I cannot stress enough how important it is to continue and learn the full PLL, and use the 2 look PLL only as a temporary solution. Recognizing time can be longer than the execution, and it's done twice- which leads to x2 slower PLL solving time rather than the full PLL. Besides, most of the algorithms are relatively very easy and "finger-friendly". In the Aa-perm image above you can see that the 2 corners at the Back face are right corners see the blue headlights?

If on a given side face the 2 corner stickers show different colors — then the corners are not correctly permuted in relation to each other. Now: - If you found 2 adjacent right corners: rotate the cube or better- make a U turn so both corners will be on the B face, at the back of the cube.

Then execute the Aa-perm algorithm.

Once executed, all 4 corners will be correctly permuted. The angle of executing does not matter here. By executing this algorithm you had completely solved the Rubik's cube.

Recognition Recognizing the suitable variation and applying the right algorithm is a bit trickier than in the OLL step, since there are no clues on the U face it's already oriented. However, once you get it right, you'll be able to figure out the right algorithm in an inch of a second. PLL algorithms page Congratulations!

You know now how to speedsolve the Rubik's cube! It helps you to focus on unsolved faces, instead of focusing on the white face. It also avoids to flip the cube when the cross is finished, which will save time too. The aim is to perform the moves continuously and to have a good transition between each step.

Every second you do not rotate any face can be saved. It is possible that solving the cross on the bottom wastes time in the beginning but it will quickly make you improve. If it is too difficult for you, maybe you can try it later on But if you want to solve the cube under 20 seconds, that's a very important step.

Although the cases can be very different, some similar pattern often happen.

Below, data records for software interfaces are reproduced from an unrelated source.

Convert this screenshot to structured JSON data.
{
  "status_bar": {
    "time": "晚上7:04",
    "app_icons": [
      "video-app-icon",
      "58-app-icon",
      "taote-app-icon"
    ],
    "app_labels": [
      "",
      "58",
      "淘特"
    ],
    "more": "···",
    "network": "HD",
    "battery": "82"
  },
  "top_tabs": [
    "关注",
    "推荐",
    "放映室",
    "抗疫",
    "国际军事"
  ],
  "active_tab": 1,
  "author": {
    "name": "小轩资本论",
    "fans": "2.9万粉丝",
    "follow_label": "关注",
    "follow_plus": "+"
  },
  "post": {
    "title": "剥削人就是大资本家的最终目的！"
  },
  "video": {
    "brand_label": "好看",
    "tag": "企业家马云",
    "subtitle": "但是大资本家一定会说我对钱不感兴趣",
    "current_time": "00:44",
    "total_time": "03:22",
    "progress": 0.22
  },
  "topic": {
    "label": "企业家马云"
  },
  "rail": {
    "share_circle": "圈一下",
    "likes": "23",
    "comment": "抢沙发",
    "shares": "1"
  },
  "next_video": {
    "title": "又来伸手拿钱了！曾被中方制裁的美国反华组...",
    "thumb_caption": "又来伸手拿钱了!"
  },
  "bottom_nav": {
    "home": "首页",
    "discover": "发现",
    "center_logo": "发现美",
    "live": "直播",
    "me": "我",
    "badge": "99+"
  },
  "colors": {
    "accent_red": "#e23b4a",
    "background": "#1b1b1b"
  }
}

I am going to give you a few techniques to solve these cases. I found all these cases intuitively, just with practice.

## Fridrich method : The fastest Rubik’s cube solution for 3x3x3

Memorizing them will save you time. After you're finished, just doing a D move or D' will align the cross with the faces. When the cross is prepared a half turn to the solved position, it is particularly easy because all you need is to focus on opposite colors. Once finished, a D2 move aligns the cross. While doing the last D move, you can start inspecting for the next step of the resolution.

These techniques are very helpful. It is now time to start practicing! Do not under-estimate the progress you can make by just looking at the cube and trying to figure out the cross. Sometimes you can even take a minute to think on how to solve the cross. Simulating moves mentally will help you for the next solves and you will become more and more familiar with efficient cross solving.